** Data provided follows **

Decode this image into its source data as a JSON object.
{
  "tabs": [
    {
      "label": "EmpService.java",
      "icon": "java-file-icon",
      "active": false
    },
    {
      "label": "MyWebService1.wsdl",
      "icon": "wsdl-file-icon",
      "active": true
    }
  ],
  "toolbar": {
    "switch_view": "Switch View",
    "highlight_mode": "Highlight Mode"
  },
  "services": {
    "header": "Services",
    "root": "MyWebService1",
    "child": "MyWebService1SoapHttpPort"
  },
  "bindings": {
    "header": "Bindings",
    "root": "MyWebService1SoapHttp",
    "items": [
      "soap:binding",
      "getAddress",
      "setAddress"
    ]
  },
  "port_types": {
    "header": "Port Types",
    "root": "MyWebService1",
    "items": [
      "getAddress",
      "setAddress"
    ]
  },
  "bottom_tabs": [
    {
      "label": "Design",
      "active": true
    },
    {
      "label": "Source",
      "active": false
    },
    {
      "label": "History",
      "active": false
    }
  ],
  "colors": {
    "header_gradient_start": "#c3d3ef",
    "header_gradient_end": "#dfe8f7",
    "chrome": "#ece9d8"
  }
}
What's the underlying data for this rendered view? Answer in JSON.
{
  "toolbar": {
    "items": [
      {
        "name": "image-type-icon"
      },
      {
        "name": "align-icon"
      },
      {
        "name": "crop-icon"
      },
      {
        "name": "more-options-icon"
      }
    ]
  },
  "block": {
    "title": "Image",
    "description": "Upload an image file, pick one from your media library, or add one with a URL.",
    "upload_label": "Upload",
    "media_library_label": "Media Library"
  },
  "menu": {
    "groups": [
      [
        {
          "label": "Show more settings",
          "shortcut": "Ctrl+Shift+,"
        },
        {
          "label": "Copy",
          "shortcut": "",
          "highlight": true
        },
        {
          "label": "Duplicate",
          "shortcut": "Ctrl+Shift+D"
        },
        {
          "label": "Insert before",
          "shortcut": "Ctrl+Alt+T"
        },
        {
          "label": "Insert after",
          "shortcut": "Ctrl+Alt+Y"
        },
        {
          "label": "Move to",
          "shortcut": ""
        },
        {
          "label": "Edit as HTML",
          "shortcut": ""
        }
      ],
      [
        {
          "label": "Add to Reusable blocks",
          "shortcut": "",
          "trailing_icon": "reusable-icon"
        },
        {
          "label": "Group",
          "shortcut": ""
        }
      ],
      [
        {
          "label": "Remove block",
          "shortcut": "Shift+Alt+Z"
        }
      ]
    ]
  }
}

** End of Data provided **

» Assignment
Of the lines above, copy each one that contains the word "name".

» Task answer
        "name": "image-type-icon"
        "name": "align-icon"
        "name": "crop-icon"
        "name": "more-options-icon"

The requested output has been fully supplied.